### WORK ITEM
Give back a single figure: the number of lines in the entries below that contain "ticket".

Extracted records
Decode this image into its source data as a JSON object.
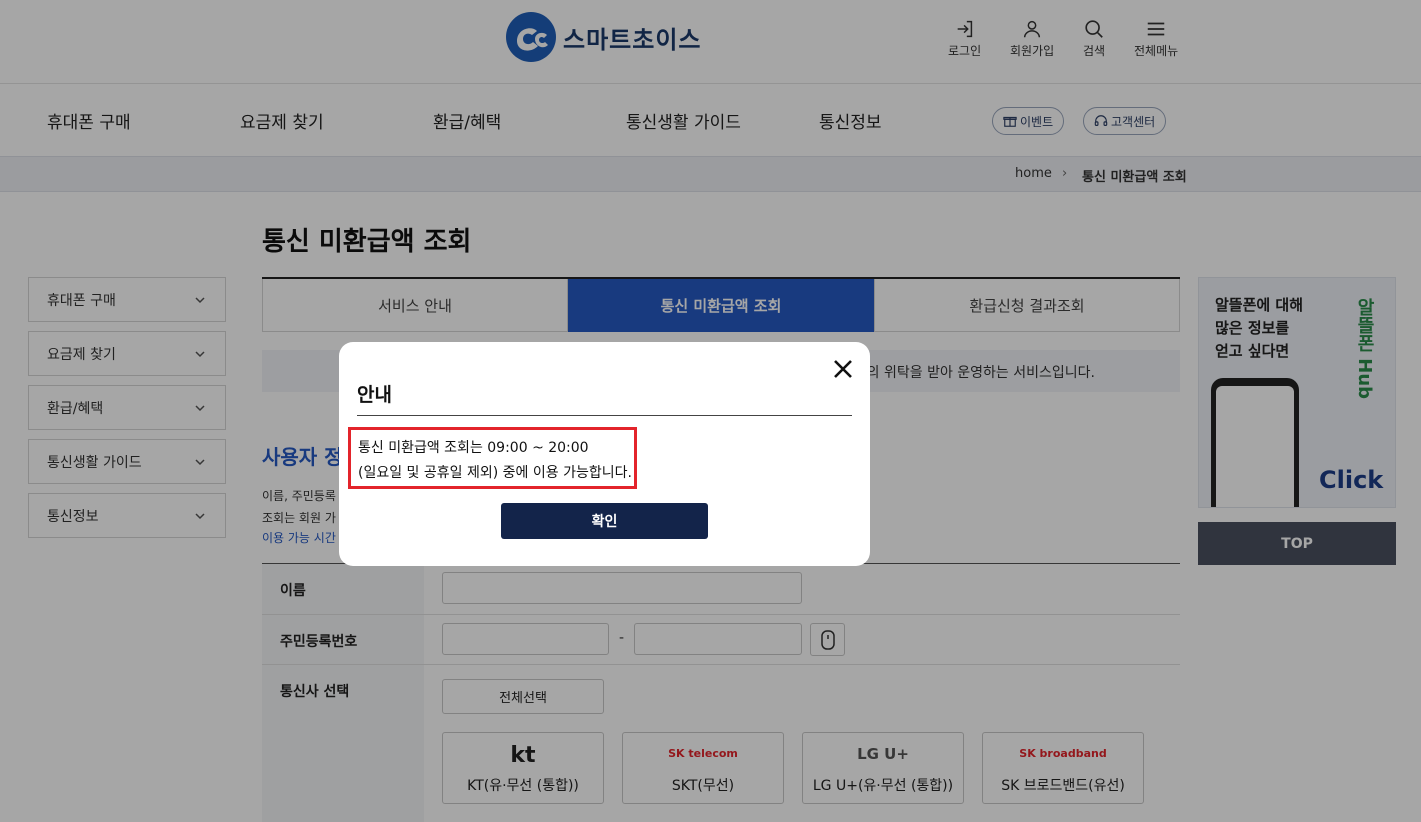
{
  "header": {
    "logo_text": "스마트초이스",
    "utility": [
      {
        "label": "로그인",
        "icon": "login-icon"
      },
      {
        "label": "회원가입",
        "icon": "user-icon"
      },
      {
        "label": "검색",
        "icon": "search-icon"
      },
      {
        "label": "전체메뉴",
        "icon": "menu-icon"
      }
    ]
  },
  "gnb": {
    "items": [
      "휴대폰 구매",
      "요금제 찾기",
      "환급/혜택",
      "통신생활 가이드",
      "통신정보"
    ],
    "event_label": "이벤트",
    "support_label": "고객센터"
  },
  "breadcrumb": {
    "home": "home",
    "current": "통신 미환급액 조회"
  },
  "page": {
    "title": "통신 미환급액 조회"
  },
  "sidebar": {
    "items": [
      "휴대폰 구매",
      "요금제 찾기",
      "환급/혜택",
      "통신생활 가이드",
      "통신정보"
    ]
  },
  "tabs": [
    "서비스 안내",
    "통신 미환급액 조회",
    "환급신청 결과조회"
  ],
  "notice_strip": "의 위탁을 받아 운영하는 서비스입니다.",
  "section": {
    "title": "사용자 정",
    "line1": "이름, 주민등록",
    "line2": "조회는 회원 가",
    "line3": "이용 가능 시간"
  },
  "form": {
    "name_label": "이름",
    "rrn_label": "주민등록번호",
    "rrn_dash": "-",
    "carrier_label": "통신사 선택",
    "select_all": "전체선택",
    "carriers": [
      {
        "logo": "kt",
        "name": "KT(유·무선 (통합))"
      },
      {
        "logo": "SK telecom",
        "name": "SKT(무선)"
      },
      {
        "logo": "LG U+",
        "name": "LG U+(유·무선 (통합))"
      },
      {
        "logo": "SK broadband",
        "name": "SK 브로드밴드(유선)"
      }
    ]
  },
  "banner": {
    "line1": "알뜰폰에 대해",
    "line2": "많은 정보를",
    "line3": "얻고 싶다면",
    "brand": "알뜰폰 Hub",
    "click": "Click"
  },
  "top_button": "TOP",
  "modal": {
    "title": "안내",
    "message_line1": "통신 미환급액 조회는 09:00 ~ 20:00",
    "message_line2": "(일요일 및 공휴일 제외) 중에 이용 가능합니다.",
    "confirm_label": "확인"
  },
  "colors": {
    "primary": "#2659c3",
    "navy": "#13244a",
    "highlight": "#e3242b"
  }
}
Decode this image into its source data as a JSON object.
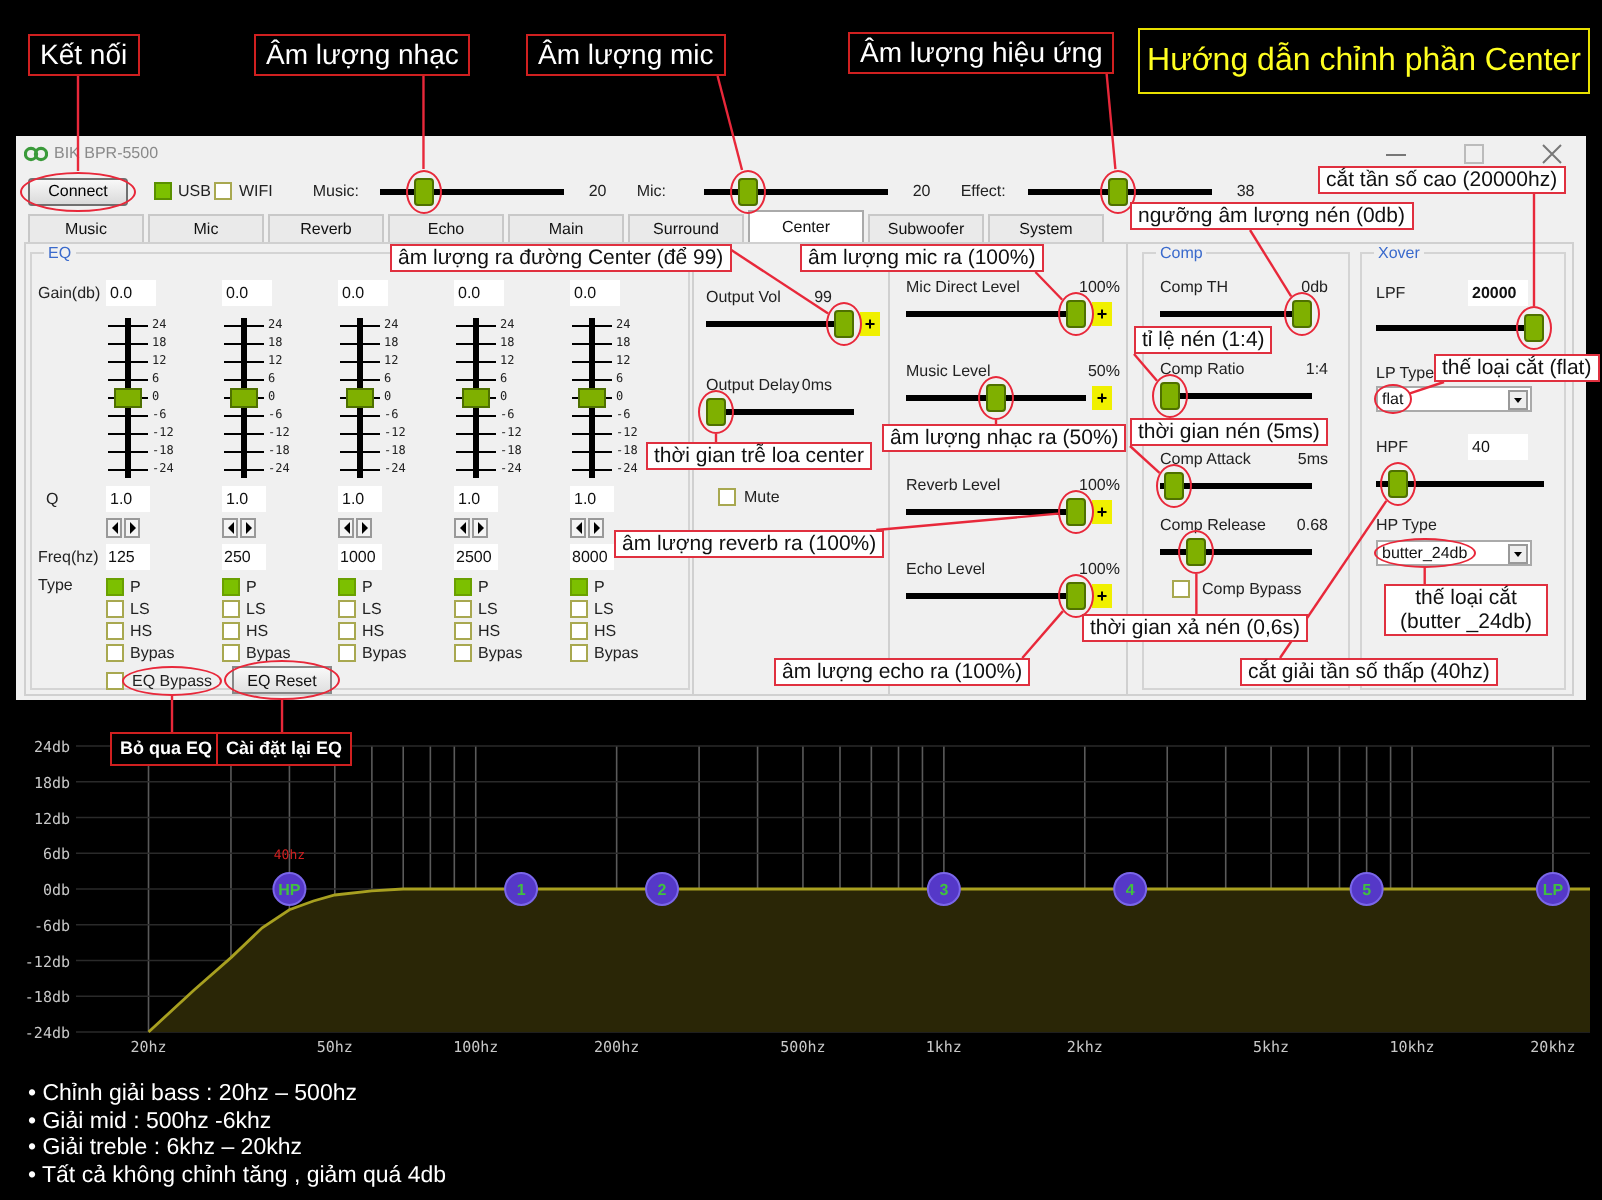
{
  "guide_title": "Hướng dẫn chỉnh phần Center",
  "window": {
    "title": "BIK BPR-5500"
  },
  "toolbar": {
    "connect": {
      "label": "Connect",
      "circled": true
    },
    "usb": {
      "label": "USB",
      "on": true
    },
    "wifi": {
      "label": "WIFI",
      "checked": false
    },
    "volumes": [
      {
        "label": "Music:",
        "level": 0.2,
        "reading": "20",
        "circled": true
      },
      {
        "label": "Mic:",
        "level": 0.2,
        "reading": "20",
        "circled": true
      },
      {
        "label": "Effect:",
        "level": 0.48,
        "reading": "38",
        "circled": true
      }
    ]
  },
  "tabs": [
    {
      "label": "Music",
      "selected": false
    },
    {
      "label": "Mic",
      "selected": false
    },
    {
      "label": "Reverb",
      "selected": false
    },
    {
      "label": "Echo",
      "selected": false
    },
    {
      "label": "Main",
      "selected": false
    },
    {
      "label": "Surround",
      "selected": false
    },
    {
      "label": "Center",
      "selected": true
    },
    {
      "label": "Subwoofer",
      "selected": false
    },
    {
      "label": "System",
      "selected": false
    }
  ],
  "eq": {
    "title": "EQ",
    "row_labels": {
      "gain": "Gain(db)",
      "q": "Q",
      "freq": "Freq(hz)",
      "type": "Type"
    },
    "bands": [
      {
        "gain": "0.0",
        "level": 0.5,
        "scale": [
          "24",
          "18",
          "12",
          "6",
          "0",
          "-6",
          "-12",
          "-18",
          "-24"
        ],
        "q": "1.0",
        "freq": "125",
        "types": [
          {
            "label": "P",
            "checked": true
          },
          {
            "label": "LS",
            "checked": false
          },
          {
            "label": "HS",
            "checked": false
          },
          {
            "label": "Bypas",
            "checked": false
          }
        ]
      },
      {
        "gain": "0.0",
        "level": 0.5,
        "scale": [
          "24",
          "18",
          "12",
          "6",
          "0",
          "-6",
          "-12",
          "-18",
          "-24"
        ],
        "q": "1.0",
        "freq": "250",
        "types": [
          {
            "label": "P",
            "checked": true
          },
          {
            "label": "LS",
            "checked": false
          },
          {
            "label": "HS",
            "checked": false
          },
          {
            "label": "Bypas",
            "checked": false
          }
        ]
      },
      {
        "gain": "0.0",
        "level": 0.5,
        "scale": [
          "24",
          "18",
          "12",
          "6",
          "0",
          "-6",
          "-12",
          "-18",
          "-24"
        ],
        "q": "1.0",
        "freq": "1000",
        "types": [
          {
            "label": "P",
            "checked": true
          },
          {
            "label": "LS",
            "checked": false
          },
          {
            "label": "HS",
            "checked": false
          },
          {
            "label": "Bypas",
            "checked": false
          }
        ]
      },
      {
        "gain": "0.0",
        "level": 0.5,
        "scale": [
          "24",
          "18",
          "12",
          "6",
          "0",
          "-6",
          "-12",
          "-18",
          "-24"
        ],
        "q": "1.0",
        "freq": "2500",
        "types": [
          {
            "label": "P",
            "checked": true
          },
          {
            "label": "LS",
            "checked": false
          },
          {
            "label": "HS",
            "checked": false
          },
          {
            "label": "Bypas",
            "checked": false
          }
        ]
      },
      {
        "gain": "0.0",
        "level": 0.5,
        "scale": [
          "24",
          "18",
          "12",
          "6",
          "0",
          "-6",
          "-12",
          "-18",
          "-24"
        ],
        "q": "1.0",
        "freq": "8000",
        "types": [
          {
            "label": "P",
            "checked": true
          },
          {
            "label": "LS",
            "checked": false
          },
          {
            "label": "HS",
            "checked": false
          },
          {
            "label": "Bypas",
            "checked": false
          }
        ]
      }
    ],
    "bypass": {
      "label": "EQ Bypass",
      "checked": false,
      "circled": true
    },
    "reset": {
      "label": "EQ Reset",
      "circled": true
    }
  },
  "center": {
    "controls": [
      {
        "label": "Output Vol",
        "reading": "99",
        "level": 1,
        "circled": true,
        "plus_button": "+"
      },
      {
        "label": "Output Delay",
        "reading": "0ms",
        "level": 0,
        "circled": true
      }
    ],
    "mute": {
      "label": "Mute",
      "checked": false
    }
  },
  "levels": [
    {
      "label": "Mic Direct Level",
      "reading": "100%",
      "level": 1,
      "circled": true,
      "plus_button": "+"
    },
    {
      "label": "Music Level",
      "reading": "50%",
      "level": 0.5,
      "circled": true,
      "plus_button": "+"
    },
    {
      "label": "Reverb Level",
      "reading": "100%",
      "level": 1,
      "circled": true,
      "plus_button": "+"
    },
    {
      "label": "Echo Level",
      "reading": "100%",
      "level": 1,
      "circled": true,
      "plus_button": "+"
    }
  ],
  "comp": {
    "title": "Comp",
    "controls": [
      {
        "label": "Comp TH",
        "reading": "0db",
        "level": 1,
        "circled": true
      },
      {
        "label": "Comp Ratio",
        "reading": "1:4",
        "level": 0,
        "circled": true
      },
      {
        "label": "Comp Attack",
        "reading": "5ms",
        "level": 0.03,
        "circled": true
      },
      {
        "label": "Comp Release",
        "reading": "0.68",
        "level": 0.2,
        "circled": true
      }
    ],
    "bypass": {
      "label": "Comp Bypass",
      "checked": false
    }
  },
  "xover": {
    "title": "Xover",
    "lpf": {
      "label": "LPF",
      "value": "20000",
      "level": 1,
      "circled": true
    },
    "lp_type": {
      "label": "LP Type",
      "value": "flat",
      "circled": true
    },
    "hpf": {
      "label": "HPF",
      "value": "40",
      "level": 0.08,
      "circled": true
    },
    "hp_type": {
      "label": "HP Type",
      "value": "butter_24db",
      "circled": true
    }
  },
  "graph": {
    "y_labels": [
      "24db",
      "18db",
      "12db",
      "6db",
      "0db",
      "-6db",
      "-12db",
      "-18db",
      "-24db"
    ],
    "x_labels": [
      "20hz",
      "50hz",
      "100hz",
      "200hz",
      "500hz",
      "1khz",
      "2khz",
      "5khz",
      "10khz",
      "20khz"
    ],
    "nodes": [
      "HP",
      "1",
      "2",
      "3",
      "4",
      "5",
      "LP"
    ],
    "cutoff_label": "40hz"
  },
  "callouts": [
    {
      "text": "Kết nối"
    },
    {
      "text": "Âm lượng nhạc"
    },
    {
      "text": "Âm lượng mic"
    },
    {
      "text": "Âm lượng hiệu ứng"
    },
    {
      "text": "cắt tần số cao (20000hz)"
    },
    {
      "text": "ngưỡng âm lượng nén (0db)"
    },
    {
      "text": "âm lượng ra đường Center (để 99)"
    },
    {
      "text": "âm lượng mic ra (100%)"
    },
    {
      "text": "tỉ lệ nén (1:4)"
    },
    {
      "text": "thế loại cắt (flat)"
    },
    {
      "text": "thời gian trễ loa center"
    },
    {
      "text": "âm lượng nhạc ra (50%)"
    },
    {
      "text": "thời gian nén (5ms)"
    },
    {
      "text": "âm lượng reverb ra (100%)"
    },
    {
      "text": "thời gian xả nén (0,6s)"
    },
    {
      "text": "thế loại cắt (butter _24db)"
    },
    {
      "text": "âm lượng echo ra (100%)"
    },
    {
      "text": "cắt giải tần số thấp (40hz)"
    },
    {
      "text": "Bỏ qua EQ"
    },
    {
      "text": "Cài đặt lại EQ"
    }
  ],
  "notes": [
    "• Chỉnh giải bass : 20hz – 500hz",
    "• Giải mid : 500hz -6khz",
    "• Giải treble : 6khz – 20khz",
    "• Tất cả không chỉnh tăng , giảm quá 4db"
  ]
}
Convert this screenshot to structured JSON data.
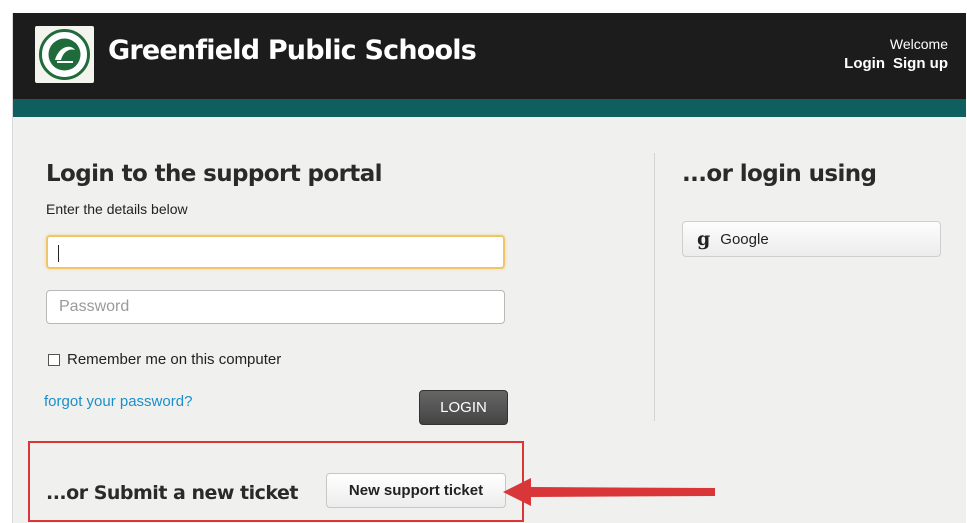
{
  "header": {
    "logo_icon": "school-seal-logo",
    "title": "Greenfield Public Schools",
    "welcome": "Welcome",
    "login_link": "Login",
    "signup_link": "Sign up",
    "bar_color": "#1c1c1c",
    "stripe_color": "#0f5f5f"
  },
  "login_form": {
    "title": "Login to the support portal",
    "subtitle": "Enter the details below",
    "username_value": "",
    "password_placeholder": "Password",
    "remember_label": "Remember me on this computer",
    "remember_checked": false,
    "forgot_link": "forgot your password?",
    "login_button": "LOGIN"
  },
  "alt_login": {
    "title": "...or login using",
    "google_icon": "google-g-icon",
    "google_label": "Google"
  },
  "ticket": {
    "label": "...or Submit a new ticket",
    "button": "New support ticket",
    "highlight_color": "#d9363a"
  }
}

### OUTPUT FOR THIS TASK
3